Assigned task => Filter the material below down to the lines containing the word "letter".

Stored data =>
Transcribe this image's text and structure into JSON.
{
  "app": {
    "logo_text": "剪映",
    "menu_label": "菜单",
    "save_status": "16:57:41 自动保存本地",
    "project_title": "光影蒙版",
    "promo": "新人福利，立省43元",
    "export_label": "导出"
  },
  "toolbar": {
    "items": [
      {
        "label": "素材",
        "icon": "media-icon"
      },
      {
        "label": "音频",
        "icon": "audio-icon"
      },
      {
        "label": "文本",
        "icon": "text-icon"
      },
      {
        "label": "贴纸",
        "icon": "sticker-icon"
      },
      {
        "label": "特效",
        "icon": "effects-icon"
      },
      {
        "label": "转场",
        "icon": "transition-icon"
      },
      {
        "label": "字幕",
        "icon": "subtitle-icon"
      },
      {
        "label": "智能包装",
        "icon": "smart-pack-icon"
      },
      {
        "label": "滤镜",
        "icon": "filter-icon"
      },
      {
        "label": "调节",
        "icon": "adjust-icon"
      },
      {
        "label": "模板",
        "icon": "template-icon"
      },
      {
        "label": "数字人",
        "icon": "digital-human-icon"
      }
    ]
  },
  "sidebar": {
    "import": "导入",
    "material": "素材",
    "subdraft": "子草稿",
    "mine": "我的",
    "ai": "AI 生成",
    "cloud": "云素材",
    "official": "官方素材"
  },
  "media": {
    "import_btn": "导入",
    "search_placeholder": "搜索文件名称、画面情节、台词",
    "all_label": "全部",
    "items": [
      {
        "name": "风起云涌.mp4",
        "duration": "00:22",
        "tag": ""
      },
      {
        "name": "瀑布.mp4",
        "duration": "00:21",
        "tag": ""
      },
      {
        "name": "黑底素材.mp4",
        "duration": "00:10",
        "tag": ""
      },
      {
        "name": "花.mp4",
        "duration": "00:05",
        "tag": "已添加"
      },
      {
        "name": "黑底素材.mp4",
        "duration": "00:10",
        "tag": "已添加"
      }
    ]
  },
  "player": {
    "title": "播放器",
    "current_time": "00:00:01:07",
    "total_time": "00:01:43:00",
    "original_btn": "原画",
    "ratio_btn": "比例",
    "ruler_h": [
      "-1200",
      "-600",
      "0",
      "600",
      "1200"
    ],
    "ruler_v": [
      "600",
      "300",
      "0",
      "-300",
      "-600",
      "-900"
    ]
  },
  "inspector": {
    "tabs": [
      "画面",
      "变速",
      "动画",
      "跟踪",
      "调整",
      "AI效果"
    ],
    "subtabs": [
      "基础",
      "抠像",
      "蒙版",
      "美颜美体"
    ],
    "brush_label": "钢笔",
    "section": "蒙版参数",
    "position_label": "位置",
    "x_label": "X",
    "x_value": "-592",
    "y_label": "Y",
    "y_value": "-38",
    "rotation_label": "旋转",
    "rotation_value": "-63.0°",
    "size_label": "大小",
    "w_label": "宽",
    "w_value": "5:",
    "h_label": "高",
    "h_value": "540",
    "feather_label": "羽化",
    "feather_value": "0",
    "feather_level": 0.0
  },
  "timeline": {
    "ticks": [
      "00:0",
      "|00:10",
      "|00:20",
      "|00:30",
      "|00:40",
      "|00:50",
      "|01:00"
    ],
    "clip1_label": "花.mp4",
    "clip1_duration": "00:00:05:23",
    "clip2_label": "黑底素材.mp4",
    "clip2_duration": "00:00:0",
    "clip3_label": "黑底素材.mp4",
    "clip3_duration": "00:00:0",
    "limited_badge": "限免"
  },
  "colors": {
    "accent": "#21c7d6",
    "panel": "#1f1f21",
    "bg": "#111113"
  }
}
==
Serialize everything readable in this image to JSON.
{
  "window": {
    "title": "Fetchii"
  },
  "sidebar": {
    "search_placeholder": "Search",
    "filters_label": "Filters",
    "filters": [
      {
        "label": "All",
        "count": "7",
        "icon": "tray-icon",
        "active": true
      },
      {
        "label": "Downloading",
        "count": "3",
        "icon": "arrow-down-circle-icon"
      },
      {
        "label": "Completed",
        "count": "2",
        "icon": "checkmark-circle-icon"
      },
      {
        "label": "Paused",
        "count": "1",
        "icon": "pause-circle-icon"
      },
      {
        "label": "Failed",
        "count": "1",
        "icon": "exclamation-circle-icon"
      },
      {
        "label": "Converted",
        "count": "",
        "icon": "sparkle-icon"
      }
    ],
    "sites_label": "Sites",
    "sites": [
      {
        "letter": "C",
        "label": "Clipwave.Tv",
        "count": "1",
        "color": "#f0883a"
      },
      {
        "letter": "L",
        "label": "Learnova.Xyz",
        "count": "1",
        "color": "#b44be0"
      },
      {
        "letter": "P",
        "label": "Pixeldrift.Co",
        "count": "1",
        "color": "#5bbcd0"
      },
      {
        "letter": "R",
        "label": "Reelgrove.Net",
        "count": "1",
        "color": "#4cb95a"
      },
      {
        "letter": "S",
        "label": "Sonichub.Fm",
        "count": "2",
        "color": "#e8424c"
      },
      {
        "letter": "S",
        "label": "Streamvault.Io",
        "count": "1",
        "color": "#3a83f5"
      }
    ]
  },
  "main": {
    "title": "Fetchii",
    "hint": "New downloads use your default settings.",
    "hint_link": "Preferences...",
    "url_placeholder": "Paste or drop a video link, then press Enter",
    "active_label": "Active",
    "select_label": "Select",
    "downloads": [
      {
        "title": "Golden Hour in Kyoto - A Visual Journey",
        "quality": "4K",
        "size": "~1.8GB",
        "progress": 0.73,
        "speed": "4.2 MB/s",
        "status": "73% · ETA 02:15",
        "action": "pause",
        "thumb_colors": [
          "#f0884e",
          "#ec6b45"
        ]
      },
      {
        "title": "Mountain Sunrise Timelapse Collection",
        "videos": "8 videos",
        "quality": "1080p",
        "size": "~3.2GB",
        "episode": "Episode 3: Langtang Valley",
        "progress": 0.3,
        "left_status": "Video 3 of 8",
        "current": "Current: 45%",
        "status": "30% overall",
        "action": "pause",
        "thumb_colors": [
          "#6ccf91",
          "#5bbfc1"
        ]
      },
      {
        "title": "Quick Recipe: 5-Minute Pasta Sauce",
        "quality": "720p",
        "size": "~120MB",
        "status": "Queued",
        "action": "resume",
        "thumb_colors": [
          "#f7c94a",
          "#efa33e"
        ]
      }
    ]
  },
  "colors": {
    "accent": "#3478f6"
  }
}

Exercise solution =>
        "letter": "C",
        "letter": "L",
        "letter": "P",
        "letter": "R",
        "letter": "S",
        "letter": "S",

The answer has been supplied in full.